Chamat confirmed that the main storyline in his series – about the love triangle between Wardeh and two brothers Jaber and Mahmood (who reside next to Wardeh’s room in the same Lebanese school building that was turned into a refugee location for Syrians who rent separate rooms) – is a metaphor of the Syrian war. Wardeh is a symbol of Syria, Jaber is a symbol of the Syrian regime, and Mahmood is a symbol of the Syrian opposition. Chamat clarified this point: ‘…this symbolism was explicit and implicit. The audience figured out quickly this symbolism and they dealt with Wardeh in a real way as if she was Syria.’ Chamat admits to having a larger pedagogical message in his series: ‘Today there is a complete political failure in tackling the Syrian war; therefore, I depend on art to speak to Syrian people’s consciences. Art is very important when politics fail.’ Several audience members explain this symbolism by referring to a scene from Episode 26 where Jaber and Mahmood fought in Wardeh’s room over who loves her and deserves her more, which accidentally causes the burning of the room. Batoul (female, resides inside Syria) said: ‘the most amazing scene was the fire scene in Wardeh’s room because this scene summarised the years of the Syrian crisis. The two brothers burnt the room of the girl who they both loved.’
Salamandra (2011) notes that Syrian drama creators, before the current war, were known for confronting audiences with the consequences of corruption and neoliberal policies by using ‘stark social realism’ (285). After the war, GN symbolises, for Syrian audiences, a continuity of this respected tradition of Syrian art and culture that reflects and critiques the power structures of their society. Zeno (2017) demonstrates that refugees’ experiences are dominated by feelings of loss and humiliation; thus, it is important for them to find cultural references that invoke a sense of dignity and pride to cope with their displacement. Based on that, GN served as a source of national pride motivating audiences to participate online and engage with Chamat and his show. Interviewees reported feeling national pride because of the series’ success in globally representing the experiences and stories of real-world people like them who suffer from and survive through the Syrian war.
In sum, GN functioned as an entertainment intervention that provided displaced Syrians with scripts to interpret their nostalgic past in Syria, their painful present in the diaspora, and their hopeful future that contains newfound freedom.

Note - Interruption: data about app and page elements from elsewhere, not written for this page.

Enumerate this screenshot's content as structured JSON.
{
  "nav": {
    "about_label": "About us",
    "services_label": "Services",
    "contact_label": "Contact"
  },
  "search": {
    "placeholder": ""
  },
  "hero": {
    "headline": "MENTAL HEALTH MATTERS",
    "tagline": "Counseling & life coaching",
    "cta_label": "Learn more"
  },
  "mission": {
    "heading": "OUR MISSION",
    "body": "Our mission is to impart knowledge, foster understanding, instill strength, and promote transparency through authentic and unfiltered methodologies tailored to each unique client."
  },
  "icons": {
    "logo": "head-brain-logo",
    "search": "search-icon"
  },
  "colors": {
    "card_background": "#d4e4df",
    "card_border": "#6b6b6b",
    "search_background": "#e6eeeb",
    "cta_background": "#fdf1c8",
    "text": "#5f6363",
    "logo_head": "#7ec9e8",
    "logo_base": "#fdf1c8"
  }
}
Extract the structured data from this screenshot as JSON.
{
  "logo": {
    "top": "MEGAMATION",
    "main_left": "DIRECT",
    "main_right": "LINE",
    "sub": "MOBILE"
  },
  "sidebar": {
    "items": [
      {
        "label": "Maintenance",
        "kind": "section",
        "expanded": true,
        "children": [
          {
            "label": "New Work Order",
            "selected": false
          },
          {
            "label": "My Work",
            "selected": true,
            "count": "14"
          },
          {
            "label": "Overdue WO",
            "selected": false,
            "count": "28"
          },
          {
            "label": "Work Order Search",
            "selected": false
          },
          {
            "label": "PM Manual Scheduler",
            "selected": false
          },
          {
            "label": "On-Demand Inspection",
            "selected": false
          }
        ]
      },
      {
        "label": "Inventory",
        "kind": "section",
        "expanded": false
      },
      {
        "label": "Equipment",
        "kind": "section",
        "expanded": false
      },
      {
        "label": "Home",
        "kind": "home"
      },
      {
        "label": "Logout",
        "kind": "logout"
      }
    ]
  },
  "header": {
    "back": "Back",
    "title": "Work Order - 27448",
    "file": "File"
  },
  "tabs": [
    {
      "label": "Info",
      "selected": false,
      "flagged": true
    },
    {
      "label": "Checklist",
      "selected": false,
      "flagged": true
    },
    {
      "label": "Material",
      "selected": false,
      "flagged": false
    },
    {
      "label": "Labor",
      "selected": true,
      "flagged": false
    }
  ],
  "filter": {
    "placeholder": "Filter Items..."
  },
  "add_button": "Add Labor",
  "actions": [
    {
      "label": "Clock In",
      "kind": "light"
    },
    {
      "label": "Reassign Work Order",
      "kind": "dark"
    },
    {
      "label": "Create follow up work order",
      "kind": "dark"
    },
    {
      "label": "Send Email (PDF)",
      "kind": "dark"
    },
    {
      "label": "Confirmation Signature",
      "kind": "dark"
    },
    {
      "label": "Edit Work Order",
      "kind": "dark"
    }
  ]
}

Interviewees’ perspectives show that the main intervention of drama serials like GN is complicating news media narratives about the Syrian conflict by representing diverse, complex characters and storylines that resemble the lived experiences of audiences in contrast to the news media that is either ideological or stereotypical or both (Alhayek, 2014). One particular strategy that GN’s team used was to choose famous actors who are known for supporting or opposing the Syrian government and assign them opposite political positions in the show. Syrian audiences saw and appreciated this strategy as an intervention to encourage audiences to listen to the opposite political views from their own and to acknowledge that no political side is solely responsible for the destruction of Syria.
Note: The CRP blogs gives the views of the author, not the position of the Conflict Research Programme, the London School of Economics and Political Science, or the UK Government.